As expected by the entire market, the Federal Reserve chose to leave interest rates unchanged on Wednesday ahead of the upcoming presidential election next Tuesday. The benchmark federal funds rate still sits at a target range of 0.25%-0.5% after the last increase almost a year ago, when the Fed gave estimates of four interest-rate increases in 2016. With annualized third quarter GDP growth at 2.9% and other economic indicators showing positive signs, there are high chances that the Fed will take the last opportunity to raise rates in 2016 when they meet again in mid-December.
While the economy has been at or around the target unemployment rate of 5% for some time now, inflation has still yet to hit the 2% target that the Fed has set.
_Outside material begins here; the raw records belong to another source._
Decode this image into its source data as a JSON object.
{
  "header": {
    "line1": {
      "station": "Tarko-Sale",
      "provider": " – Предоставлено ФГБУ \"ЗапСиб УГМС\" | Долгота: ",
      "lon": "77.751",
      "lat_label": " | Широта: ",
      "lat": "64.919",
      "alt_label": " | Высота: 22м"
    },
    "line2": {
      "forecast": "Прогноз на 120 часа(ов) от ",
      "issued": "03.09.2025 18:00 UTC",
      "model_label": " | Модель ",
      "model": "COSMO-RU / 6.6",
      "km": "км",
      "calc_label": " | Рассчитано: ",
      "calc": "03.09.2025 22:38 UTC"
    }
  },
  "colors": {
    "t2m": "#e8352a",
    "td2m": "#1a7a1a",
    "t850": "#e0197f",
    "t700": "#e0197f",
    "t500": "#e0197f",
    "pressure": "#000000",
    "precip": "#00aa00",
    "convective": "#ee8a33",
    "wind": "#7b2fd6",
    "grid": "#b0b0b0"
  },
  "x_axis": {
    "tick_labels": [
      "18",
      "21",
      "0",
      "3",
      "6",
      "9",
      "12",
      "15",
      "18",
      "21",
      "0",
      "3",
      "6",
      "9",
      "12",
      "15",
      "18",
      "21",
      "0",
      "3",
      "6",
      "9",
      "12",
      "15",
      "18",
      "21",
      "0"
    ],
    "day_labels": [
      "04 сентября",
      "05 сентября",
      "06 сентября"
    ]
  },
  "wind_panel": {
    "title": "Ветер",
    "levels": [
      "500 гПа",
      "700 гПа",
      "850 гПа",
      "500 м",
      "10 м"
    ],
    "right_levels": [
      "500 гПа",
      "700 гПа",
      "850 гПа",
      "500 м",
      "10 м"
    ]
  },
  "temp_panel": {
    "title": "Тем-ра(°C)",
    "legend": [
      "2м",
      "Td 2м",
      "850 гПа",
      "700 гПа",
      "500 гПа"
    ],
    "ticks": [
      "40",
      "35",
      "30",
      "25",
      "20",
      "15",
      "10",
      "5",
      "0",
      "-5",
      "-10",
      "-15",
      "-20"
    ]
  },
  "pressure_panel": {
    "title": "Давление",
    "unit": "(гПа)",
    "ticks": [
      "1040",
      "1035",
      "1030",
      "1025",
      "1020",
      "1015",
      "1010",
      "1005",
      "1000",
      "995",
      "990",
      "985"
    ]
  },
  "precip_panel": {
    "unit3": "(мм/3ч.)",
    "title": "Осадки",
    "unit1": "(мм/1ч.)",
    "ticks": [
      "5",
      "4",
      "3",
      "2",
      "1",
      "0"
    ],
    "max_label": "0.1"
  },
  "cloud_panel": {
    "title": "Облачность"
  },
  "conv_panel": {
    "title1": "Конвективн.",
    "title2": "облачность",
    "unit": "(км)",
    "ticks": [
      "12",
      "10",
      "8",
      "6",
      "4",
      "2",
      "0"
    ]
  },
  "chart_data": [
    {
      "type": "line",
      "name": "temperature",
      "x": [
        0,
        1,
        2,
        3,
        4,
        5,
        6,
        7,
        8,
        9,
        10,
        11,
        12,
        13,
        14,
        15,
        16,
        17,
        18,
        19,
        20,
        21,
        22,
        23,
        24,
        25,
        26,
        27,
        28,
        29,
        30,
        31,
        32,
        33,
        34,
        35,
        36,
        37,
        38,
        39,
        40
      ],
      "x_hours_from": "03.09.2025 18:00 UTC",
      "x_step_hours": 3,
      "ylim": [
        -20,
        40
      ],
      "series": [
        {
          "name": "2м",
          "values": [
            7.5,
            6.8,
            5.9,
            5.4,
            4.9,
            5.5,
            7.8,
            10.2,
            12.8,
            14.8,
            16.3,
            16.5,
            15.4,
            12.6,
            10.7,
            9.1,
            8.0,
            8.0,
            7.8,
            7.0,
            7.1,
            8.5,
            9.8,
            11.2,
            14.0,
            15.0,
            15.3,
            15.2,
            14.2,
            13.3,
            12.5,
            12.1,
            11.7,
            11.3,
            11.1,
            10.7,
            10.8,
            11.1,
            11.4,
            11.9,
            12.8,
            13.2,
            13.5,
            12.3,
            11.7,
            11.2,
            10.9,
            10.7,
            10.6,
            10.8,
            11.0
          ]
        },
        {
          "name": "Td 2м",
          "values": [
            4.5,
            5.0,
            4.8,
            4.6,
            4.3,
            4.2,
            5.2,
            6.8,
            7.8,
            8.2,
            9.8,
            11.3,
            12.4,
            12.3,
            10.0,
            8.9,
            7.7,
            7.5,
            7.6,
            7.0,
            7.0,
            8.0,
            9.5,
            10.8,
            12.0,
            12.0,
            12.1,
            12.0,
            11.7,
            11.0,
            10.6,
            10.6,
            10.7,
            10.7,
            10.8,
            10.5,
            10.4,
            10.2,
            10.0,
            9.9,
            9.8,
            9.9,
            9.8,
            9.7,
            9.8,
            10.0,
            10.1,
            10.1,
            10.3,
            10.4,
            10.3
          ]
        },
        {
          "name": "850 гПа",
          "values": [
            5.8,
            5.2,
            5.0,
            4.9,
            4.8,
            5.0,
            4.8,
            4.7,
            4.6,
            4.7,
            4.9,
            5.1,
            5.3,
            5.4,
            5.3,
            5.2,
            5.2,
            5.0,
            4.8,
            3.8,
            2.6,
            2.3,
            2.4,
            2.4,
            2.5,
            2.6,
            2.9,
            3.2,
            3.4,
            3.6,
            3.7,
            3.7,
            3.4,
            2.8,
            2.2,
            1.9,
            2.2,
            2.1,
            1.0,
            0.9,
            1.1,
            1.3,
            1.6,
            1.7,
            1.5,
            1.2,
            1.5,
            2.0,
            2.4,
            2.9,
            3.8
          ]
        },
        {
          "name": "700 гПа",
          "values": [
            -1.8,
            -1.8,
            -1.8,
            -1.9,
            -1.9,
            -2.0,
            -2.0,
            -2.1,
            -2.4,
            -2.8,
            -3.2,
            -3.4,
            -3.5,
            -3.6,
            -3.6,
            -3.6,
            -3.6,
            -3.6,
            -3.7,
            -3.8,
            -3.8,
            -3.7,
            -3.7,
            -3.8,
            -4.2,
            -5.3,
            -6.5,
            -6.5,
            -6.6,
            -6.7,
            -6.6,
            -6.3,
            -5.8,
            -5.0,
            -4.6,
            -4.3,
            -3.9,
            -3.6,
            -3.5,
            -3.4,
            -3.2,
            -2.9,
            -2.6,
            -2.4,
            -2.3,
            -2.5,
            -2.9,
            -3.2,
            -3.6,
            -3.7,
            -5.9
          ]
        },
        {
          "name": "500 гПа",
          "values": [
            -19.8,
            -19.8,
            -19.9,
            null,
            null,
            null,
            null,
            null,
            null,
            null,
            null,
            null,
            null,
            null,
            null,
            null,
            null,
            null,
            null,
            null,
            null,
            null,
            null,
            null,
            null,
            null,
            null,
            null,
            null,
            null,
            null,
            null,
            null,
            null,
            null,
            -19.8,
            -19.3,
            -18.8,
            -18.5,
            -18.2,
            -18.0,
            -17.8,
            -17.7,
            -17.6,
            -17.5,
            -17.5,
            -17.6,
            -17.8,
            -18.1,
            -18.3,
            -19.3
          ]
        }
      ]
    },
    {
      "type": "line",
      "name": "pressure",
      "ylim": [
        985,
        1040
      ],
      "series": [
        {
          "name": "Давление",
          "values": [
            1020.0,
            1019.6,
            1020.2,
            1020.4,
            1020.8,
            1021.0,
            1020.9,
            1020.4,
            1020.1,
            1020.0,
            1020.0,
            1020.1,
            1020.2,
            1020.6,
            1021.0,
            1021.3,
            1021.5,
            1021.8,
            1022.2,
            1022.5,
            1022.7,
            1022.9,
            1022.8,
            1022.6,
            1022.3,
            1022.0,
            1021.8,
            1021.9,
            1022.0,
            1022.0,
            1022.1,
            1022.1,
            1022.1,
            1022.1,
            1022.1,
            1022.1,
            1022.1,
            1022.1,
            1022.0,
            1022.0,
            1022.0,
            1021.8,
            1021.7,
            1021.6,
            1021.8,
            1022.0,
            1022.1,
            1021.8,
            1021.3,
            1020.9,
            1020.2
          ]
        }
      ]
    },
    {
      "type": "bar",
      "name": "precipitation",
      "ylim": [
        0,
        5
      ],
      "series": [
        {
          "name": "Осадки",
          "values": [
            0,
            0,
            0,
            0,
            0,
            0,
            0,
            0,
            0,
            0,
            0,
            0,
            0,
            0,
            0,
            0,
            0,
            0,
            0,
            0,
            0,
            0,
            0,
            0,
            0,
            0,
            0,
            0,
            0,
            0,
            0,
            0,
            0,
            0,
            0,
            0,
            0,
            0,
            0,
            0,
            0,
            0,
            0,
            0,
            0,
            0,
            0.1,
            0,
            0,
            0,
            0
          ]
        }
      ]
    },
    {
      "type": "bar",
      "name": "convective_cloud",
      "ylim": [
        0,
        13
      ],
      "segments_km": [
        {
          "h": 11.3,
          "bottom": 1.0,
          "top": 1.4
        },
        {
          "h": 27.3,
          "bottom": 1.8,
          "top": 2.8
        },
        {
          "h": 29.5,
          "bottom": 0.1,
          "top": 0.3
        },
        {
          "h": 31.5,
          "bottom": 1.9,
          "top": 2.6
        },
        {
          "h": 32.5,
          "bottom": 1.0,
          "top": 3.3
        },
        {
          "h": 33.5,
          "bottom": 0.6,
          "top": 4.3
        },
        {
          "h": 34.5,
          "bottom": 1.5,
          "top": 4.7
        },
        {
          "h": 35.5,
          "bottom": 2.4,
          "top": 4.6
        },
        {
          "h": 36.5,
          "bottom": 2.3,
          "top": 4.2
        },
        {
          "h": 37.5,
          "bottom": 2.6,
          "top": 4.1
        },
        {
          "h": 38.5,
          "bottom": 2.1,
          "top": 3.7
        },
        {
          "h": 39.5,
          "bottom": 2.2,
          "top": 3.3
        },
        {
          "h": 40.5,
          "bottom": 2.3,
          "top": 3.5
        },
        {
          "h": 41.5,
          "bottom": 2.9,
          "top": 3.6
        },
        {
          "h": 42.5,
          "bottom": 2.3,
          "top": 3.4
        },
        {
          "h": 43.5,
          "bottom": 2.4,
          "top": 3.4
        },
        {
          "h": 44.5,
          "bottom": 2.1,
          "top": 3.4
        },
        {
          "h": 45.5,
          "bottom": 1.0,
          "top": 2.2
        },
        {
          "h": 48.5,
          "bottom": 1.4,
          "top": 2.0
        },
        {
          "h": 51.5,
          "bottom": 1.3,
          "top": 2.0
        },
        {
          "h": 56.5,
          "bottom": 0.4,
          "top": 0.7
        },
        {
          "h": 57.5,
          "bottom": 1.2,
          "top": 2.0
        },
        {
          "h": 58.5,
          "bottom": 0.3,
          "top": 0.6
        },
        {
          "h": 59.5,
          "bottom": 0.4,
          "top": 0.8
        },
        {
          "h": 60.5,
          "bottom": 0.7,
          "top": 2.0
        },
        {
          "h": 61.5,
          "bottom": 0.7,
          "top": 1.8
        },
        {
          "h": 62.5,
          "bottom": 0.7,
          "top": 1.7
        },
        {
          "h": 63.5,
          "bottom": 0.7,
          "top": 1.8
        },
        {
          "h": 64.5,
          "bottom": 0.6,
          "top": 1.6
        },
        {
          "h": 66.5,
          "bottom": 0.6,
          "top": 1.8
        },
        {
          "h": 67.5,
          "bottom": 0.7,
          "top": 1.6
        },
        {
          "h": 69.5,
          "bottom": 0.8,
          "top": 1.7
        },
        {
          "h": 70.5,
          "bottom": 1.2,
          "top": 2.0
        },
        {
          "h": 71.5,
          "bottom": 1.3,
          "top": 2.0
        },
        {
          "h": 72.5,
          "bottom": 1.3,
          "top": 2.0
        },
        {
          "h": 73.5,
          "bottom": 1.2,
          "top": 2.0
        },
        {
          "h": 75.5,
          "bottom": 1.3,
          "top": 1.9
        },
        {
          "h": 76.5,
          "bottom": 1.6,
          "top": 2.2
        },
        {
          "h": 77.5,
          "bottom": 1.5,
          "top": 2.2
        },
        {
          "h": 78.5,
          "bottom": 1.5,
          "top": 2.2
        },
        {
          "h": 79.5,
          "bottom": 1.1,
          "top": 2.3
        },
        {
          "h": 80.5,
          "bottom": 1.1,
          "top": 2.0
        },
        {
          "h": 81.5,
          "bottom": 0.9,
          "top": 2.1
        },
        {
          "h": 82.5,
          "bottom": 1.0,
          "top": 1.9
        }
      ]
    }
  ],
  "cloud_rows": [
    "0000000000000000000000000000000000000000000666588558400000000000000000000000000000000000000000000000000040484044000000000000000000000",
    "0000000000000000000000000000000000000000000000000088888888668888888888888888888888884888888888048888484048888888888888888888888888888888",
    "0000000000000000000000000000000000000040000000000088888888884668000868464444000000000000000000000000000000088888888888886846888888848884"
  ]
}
In the past 12 months leading up to September 2016, the inflation rate was 1.5% while core inflation was 1.7%. However, the Fed has stated that they no longer expect inflation to remain low in the near term, setting the stage for a rate hike next month.
Still, as we’ve seen over the past year when the Fed was getting ready to raise rates, there can be extraordinary events that can create increased uncertainty and ultimately force them to stand pat. Something like a Trump victory next week will likely be significant enough to raise unpredictability concerns.